## TASK INSTRUCTIONS
Figure out the number of lines in the data that hold the string "placeholder". Reply with that figure only.

## PROVIDED DATA
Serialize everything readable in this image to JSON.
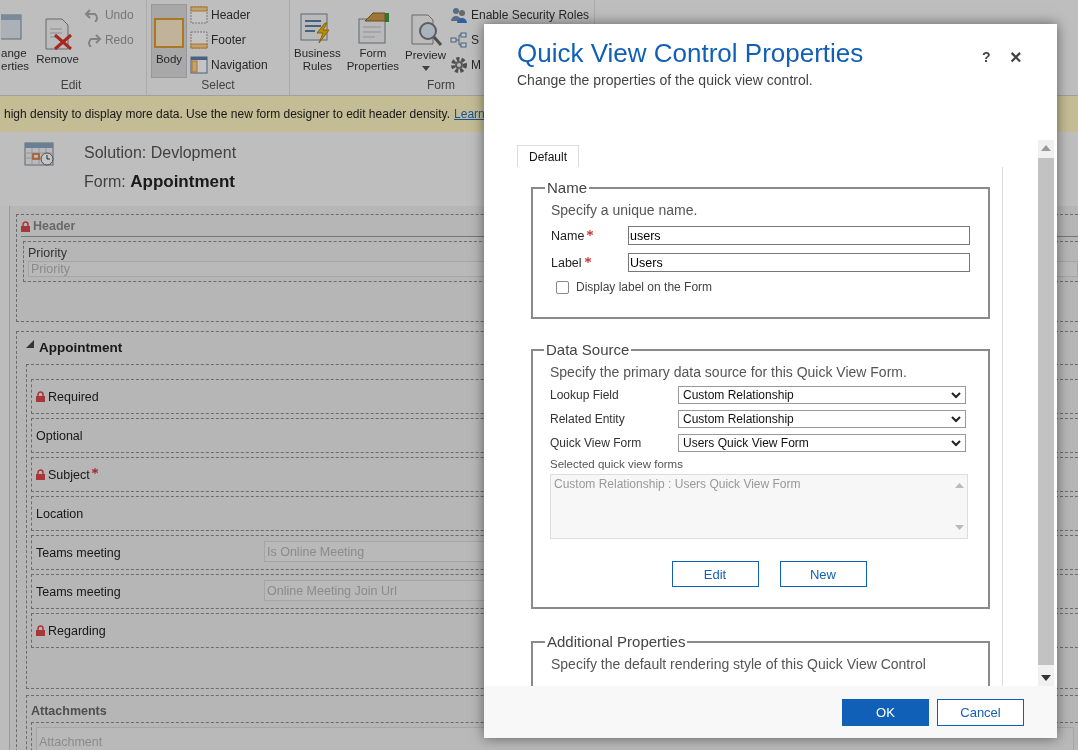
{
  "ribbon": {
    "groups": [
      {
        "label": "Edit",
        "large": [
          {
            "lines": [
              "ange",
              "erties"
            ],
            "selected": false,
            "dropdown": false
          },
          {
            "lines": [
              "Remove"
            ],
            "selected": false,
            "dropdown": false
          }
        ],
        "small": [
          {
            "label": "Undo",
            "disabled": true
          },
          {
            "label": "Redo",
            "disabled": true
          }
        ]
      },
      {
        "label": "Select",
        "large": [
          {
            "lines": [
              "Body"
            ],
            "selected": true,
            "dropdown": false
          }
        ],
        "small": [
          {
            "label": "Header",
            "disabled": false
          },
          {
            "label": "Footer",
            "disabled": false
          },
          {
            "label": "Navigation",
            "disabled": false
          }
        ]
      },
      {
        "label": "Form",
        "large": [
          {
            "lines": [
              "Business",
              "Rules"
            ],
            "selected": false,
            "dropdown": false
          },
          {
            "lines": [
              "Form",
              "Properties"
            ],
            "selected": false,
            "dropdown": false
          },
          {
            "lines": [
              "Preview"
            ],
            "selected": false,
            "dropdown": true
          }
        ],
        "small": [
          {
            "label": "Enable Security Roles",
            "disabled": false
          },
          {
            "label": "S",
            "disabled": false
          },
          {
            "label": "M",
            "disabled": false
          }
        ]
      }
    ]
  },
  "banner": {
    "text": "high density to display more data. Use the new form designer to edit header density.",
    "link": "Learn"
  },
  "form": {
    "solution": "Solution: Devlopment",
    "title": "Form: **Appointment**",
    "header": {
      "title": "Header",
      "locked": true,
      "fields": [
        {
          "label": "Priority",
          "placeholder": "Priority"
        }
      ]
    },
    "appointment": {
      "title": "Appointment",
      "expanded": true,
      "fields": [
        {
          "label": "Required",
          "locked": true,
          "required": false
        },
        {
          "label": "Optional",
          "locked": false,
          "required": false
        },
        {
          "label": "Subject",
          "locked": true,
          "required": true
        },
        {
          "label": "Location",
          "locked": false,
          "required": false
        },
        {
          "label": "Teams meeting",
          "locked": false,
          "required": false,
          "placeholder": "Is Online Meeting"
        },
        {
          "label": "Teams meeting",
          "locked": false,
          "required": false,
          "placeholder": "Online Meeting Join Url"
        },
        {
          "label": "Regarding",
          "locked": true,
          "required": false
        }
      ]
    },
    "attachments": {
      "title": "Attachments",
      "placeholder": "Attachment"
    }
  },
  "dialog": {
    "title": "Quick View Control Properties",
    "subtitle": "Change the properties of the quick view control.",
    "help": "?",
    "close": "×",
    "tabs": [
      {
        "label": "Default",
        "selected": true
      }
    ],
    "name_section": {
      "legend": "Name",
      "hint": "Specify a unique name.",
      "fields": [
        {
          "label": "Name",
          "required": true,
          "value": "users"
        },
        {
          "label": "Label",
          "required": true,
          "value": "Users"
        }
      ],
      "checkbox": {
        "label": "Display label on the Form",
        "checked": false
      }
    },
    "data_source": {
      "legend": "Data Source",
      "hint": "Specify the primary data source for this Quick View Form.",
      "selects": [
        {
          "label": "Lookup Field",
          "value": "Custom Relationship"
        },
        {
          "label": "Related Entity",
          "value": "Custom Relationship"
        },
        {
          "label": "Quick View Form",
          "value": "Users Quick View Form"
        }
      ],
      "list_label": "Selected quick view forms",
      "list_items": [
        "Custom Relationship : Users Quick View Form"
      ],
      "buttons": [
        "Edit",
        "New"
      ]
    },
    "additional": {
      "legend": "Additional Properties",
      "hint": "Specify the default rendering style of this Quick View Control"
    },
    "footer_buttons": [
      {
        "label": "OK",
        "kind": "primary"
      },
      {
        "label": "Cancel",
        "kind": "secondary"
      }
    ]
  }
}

## ANSWER BOX
4